Latest stories from i100
Have you tried new the Independent Digital Edition apps?
Independent Dating
and  

By clicking 'Search' you
are agreeing to our
Terms of Use.

iJobs Job Widget
iJobs General

SSRS Report Developer - Urgent Contract - London - £300pd

£300 Per Annum: Clearwater People Solutions Ltd: SSRS Report Developer – 3 Mon...

KS1 Teacher

£95 - £150 per day: Randstad Education Birmingham: Key Stage 1 teacher require...

HR Business Partner - Essex - £39,000 plus benefits

£32000 - £39000 per annum + benefits + bonus: Ashdown Group: Generalist HR Man...

Trainee Recruitment Consultant

£18000 - £30000 per annum + uncapped: SThree: Do you feel like your sales role...

Day In a Page
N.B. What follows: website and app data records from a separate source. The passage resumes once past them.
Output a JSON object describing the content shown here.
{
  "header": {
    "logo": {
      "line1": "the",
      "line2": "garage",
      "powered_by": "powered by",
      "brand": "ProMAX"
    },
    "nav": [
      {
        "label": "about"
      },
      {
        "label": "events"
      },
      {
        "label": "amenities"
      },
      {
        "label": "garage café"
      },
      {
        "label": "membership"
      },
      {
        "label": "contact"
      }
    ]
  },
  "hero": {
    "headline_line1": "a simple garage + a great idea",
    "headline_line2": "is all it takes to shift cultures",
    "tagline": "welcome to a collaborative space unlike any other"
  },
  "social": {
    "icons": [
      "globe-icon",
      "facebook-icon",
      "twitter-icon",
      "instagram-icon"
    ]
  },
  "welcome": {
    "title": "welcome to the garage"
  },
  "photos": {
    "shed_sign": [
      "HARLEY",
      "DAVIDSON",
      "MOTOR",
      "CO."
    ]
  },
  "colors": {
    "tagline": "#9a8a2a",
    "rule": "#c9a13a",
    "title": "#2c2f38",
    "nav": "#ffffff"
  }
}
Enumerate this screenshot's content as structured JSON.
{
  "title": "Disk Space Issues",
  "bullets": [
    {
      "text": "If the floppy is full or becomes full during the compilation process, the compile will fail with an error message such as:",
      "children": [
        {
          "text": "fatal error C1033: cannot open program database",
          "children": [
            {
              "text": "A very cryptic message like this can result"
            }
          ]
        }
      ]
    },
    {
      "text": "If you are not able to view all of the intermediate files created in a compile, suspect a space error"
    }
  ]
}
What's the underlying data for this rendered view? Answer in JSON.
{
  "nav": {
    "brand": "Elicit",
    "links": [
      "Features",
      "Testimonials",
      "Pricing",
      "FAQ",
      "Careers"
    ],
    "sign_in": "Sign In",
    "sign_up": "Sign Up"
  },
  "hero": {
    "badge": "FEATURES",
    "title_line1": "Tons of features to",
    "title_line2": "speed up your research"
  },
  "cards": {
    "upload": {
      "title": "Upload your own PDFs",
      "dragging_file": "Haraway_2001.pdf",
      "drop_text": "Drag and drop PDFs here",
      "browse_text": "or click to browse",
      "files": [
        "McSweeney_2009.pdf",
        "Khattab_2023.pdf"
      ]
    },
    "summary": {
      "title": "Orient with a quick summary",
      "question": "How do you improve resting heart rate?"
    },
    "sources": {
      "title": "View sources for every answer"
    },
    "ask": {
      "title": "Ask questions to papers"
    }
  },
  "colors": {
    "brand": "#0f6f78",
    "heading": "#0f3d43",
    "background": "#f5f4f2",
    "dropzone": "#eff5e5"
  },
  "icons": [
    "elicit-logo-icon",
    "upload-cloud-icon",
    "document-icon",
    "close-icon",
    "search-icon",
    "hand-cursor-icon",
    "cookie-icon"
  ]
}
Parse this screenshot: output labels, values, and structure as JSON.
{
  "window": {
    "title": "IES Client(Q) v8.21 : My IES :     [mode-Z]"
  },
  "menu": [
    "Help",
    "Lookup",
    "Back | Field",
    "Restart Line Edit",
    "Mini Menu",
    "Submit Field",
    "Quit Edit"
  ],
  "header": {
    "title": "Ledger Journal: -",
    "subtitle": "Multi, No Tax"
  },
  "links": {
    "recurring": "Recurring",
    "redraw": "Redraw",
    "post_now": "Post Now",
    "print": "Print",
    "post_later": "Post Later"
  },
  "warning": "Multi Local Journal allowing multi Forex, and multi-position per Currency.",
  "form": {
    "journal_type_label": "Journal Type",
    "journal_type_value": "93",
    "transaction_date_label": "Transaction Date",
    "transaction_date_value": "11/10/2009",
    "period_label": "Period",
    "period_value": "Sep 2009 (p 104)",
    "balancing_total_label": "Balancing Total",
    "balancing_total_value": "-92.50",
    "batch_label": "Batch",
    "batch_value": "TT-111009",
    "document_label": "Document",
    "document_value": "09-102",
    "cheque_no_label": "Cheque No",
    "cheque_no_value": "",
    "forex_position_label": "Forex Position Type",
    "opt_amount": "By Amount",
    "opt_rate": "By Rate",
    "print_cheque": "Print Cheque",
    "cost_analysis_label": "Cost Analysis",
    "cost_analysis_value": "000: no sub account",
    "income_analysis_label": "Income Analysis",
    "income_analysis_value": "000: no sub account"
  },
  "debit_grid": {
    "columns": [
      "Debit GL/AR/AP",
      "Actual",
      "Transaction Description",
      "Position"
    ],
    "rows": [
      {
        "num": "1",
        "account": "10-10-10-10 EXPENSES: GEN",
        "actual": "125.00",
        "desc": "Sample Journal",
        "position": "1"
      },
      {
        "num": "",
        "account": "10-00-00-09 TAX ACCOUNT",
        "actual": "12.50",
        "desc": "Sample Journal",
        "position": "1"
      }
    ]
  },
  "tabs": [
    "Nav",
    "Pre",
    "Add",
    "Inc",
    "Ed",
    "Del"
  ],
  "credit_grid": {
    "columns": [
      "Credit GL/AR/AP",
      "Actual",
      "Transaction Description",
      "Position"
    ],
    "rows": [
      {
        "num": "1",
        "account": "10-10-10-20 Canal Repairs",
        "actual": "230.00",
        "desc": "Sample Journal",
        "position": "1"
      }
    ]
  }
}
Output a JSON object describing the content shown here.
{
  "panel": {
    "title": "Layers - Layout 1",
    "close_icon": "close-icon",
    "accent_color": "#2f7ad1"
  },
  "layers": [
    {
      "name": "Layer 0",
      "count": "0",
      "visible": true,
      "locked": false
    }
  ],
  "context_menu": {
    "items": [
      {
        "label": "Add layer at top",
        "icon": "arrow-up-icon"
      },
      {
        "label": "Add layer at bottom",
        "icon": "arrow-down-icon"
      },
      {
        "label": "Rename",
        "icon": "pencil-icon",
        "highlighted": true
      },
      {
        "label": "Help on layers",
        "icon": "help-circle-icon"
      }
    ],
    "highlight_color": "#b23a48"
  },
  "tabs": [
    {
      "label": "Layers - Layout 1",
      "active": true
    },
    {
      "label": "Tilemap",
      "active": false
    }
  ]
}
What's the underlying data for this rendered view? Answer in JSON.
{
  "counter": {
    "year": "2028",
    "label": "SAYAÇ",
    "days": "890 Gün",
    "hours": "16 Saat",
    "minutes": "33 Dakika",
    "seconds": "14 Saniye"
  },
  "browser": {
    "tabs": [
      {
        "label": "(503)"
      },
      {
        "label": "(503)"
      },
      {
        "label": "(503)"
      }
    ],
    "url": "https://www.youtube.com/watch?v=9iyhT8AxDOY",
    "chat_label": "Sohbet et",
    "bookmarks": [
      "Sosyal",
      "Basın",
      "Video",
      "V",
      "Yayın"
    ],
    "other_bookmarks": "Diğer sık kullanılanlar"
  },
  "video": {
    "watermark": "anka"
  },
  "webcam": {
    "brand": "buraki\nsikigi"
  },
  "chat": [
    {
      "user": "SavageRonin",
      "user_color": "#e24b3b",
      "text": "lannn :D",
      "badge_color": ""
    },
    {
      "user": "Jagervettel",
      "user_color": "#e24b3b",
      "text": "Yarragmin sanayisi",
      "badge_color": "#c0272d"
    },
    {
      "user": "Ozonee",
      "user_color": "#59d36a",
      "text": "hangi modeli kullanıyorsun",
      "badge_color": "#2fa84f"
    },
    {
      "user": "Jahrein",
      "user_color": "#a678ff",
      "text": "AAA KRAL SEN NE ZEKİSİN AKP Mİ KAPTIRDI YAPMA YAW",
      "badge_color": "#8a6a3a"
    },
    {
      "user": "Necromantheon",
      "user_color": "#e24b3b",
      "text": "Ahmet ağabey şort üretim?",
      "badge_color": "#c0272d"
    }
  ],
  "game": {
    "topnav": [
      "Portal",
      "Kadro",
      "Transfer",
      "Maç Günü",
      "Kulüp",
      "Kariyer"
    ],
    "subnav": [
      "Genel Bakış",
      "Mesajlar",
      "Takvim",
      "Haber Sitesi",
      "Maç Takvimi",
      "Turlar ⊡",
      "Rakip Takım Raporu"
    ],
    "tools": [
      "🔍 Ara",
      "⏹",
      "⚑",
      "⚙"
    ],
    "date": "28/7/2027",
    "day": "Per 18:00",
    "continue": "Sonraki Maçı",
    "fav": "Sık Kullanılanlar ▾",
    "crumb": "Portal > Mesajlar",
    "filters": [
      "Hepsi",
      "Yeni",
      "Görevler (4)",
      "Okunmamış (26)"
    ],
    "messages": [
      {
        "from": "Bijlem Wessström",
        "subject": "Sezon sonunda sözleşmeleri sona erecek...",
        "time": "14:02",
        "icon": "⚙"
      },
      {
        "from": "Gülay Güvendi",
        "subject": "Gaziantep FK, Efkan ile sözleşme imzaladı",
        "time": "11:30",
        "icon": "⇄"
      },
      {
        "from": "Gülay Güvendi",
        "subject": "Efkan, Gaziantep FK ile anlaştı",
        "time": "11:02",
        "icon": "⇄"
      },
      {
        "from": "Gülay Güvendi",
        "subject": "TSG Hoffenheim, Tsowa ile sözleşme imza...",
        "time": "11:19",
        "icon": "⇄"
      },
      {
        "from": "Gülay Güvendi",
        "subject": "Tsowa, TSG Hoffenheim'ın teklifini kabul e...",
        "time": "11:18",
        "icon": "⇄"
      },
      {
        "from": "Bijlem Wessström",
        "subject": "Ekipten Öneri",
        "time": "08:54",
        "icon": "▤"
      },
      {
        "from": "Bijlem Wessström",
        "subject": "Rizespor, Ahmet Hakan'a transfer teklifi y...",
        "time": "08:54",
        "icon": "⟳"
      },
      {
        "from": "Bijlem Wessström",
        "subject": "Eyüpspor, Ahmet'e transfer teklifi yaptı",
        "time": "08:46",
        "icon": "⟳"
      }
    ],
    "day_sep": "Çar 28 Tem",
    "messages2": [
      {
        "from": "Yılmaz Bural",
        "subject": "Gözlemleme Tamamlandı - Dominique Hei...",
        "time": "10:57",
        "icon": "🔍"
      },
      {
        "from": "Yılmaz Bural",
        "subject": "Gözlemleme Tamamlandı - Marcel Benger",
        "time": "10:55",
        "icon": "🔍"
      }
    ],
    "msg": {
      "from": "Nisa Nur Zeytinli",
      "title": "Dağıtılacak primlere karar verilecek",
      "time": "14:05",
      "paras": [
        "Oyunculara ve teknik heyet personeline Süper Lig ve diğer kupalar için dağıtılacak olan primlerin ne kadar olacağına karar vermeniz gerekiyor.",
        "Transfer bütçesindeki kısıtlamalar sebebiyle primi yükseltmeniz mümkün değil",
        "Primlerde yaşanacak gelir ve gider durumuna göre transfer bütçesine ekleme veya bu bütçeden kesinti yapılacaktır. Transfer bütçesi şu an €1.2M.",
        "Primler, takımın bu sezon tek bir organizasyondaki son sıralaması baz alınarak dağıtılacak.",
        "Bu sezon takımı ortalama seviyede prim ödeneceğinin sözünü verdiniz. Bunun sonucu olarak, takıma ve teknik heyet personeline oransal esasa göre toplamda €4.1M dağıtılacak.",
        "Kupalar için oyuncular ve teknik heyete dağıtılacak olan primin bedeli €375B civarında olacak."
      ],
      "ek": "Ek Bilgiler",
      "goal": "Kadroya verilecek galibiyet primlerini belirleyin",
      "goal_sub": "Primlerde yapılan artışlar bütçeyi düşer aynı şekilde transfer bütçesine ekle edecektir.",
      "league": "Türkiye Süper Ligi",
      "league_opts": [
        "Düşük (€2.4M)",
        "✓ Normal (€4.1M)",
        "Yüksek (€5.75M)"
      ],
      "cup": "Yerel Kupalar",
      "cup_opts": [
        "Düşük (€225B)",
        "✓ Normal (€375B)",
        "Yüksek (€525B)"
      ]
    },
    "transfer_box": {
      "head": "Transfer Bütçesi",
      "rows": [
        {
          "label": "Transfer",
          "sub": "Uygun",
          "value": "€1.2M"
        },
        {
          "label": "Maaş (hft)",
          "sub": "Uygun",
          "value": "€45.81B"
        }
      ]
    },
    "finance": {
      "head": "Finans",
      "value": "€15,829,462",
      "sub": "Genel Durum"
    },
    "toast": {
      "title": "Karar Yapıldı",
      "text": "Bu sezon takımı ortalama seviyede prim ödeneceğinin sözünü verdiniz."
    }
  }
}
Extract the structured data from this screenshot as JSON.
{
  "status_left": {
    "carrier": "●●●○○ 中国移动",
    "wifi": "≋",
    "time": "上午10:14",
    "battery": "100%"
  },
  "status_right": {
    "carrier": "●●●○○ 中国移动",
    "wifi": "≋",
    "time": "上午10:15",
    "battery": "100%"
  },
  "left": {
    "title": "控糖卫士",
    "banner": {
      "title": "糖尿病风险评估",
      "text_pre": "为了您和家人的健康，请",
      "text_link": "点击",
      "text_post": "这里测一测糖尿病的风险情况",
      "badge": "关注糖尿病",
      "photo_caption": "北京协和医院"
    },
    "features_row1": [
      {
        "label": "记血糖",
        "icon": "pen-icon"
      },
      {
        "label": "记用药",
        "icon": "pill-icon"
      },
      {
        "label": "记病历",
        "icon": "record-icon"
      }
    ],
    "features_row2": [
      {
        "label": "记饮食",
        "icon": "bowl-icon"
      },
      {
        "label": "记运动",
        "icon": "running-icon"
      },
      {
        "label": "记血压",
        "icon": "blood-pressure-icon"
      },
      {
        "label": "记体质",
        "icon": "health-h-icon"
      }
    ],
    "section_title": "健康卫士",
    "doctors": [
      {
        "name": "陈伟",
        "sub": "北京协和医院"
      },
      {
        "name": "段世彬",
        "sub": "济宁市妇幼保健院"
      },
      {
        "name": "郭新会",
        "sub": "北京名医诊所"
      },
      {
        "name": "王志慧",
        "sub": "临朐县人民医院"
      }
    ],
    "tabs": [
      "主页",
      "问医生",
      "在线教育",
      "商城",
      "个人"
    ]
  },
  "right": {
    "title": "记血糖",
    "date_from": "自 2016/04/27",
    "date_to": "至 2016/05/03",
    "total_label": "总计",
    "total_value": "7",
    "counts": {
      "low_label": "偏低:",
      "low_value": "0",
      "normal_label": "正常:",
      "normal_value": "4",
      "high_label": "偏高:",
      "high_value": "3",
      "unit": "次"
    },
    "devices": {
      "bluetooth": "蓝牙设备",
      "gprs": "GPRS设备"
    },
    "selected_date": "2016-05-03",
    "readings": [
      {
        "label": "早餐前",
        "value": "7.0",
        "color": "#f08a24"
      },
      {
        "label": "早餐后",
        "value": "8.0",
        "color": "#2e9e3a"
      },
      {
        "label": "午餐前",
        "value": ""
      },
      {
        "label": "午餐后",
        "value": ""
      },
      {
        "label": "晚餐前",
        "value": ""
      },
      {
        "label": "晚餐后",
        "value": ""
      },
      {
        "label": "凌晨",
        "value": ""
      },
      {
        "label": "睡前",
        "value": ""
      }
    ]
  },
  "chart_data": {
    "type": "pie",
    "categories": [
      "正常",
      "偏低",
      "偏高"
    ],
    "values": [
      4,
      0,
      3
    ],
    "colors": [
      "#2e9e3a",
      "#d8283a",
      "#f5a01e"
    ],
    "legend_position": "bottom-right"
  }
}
How could three tourists have been battered within an inch of their lives by a burglar in a plush London hotel?

A crime that reveals London's dark heart

How could three tourists have been battered within an inch of their lives by a burglar in a plush London hotel?
Meet 'Porridge' and 'Vampire': Chinese state TV is offering advice for citizens picking a Western moniker

Lost in translation: Western monikers

Chinese state TV is offering advice for citizens picking a Western moniker. Simon Usborne, who met a 'Porridge' and a 'Vampire' while in China, can see the problem
Handy hacks that make life easier: New book reveals how to rid your inbox of spam, protect your passwords and amplify your iPhone

Handy hacks that make life easier

New book reveals how to rid your email inbox of spam, protect your passwords and amplify your iPhone with a loo-roll
KidZania lets children try their hands at being a firefighter, doctor or factory worker for the day

KidZania: It's a small world

The new 'educational entertainment experience' in London's Shepherd's Bush will allow children to try out the jobs that are usually undertaken by adults, including firefighter, doctor or factory worker
Renée Zellweger's real crime has been to age in an industry that prizes women's youth over humanity

'Renée Zellweger's real crime was to age'

The actress's altered appearance raised eyebrows at Elle's Women in Hollywood awards on Monday
From Cinderella to The Jungle Book, Disney plans live-action remakes of animated classics

Disney plans live-action remakes of animated classics

From Cinderella to The Jungle Book, Patrick Grafton-Green wonders if they can ever recapture the old magic
Thousands of teenagers to visit battlefields of the First World War in new Government scheme

Pupils to visit First World War battlefields

A new Government scheme aims to bring the the horrors of the conflict to life over the next five years
The 10 best smartphone accessories

Make the most of your mobile: 10 best smartphone accessories

Try these add-ons for everything from secret charging to making sure you never lose your keys again
Mario Balotelli substituted at half-time against Real Madrid: Was this shirt swapping the real reason?

Liverpool v Real Madrid

Mario Balotelli substituted at half-time. Was shirt swapping the real reason?
West Indies tour of India: Hurricane set to sweep Windies into the shadows

Hurricane set to sweep Windies into the shadows

Decision to pull out of India tour leaves the WICB fighting for its existence with an off-field storm building
Indiana serial killer? Man arrested for murdering teenage prostitute confesses to six other murders - and police fear there could be many more

A new American serial killer?

Police fear man arrested for murder of teen prostitute could be responsible for killing spree dating back 20 years
Sweetie, the fake 10-year-old girl designed to catch online predators, claims her first scalp

Sting to trap paedophiles may not carry weight in UK courts

Computer image of ‘Sweetie’ represented entrapment, experts say
Fukushima nuclear crisis: Evacuees still stuck in cramped emergency housing three years on - and may never return home

Return to Fukushima – a land they will never call home again

Evacuees still stuck in cramped emergency housing three years on from nuclear disaster
Wildlife Photographer of the Year: Intimate image of resting lions claims top prize

Wildlife Photographer of the Year

Intimate image of resting lions claims top prize
Online petitions: Sign here to change the world

Want to change the world? Just sign here

The proliferation of online petitions allows us to register our protests at the touch of a button. But do they change anything?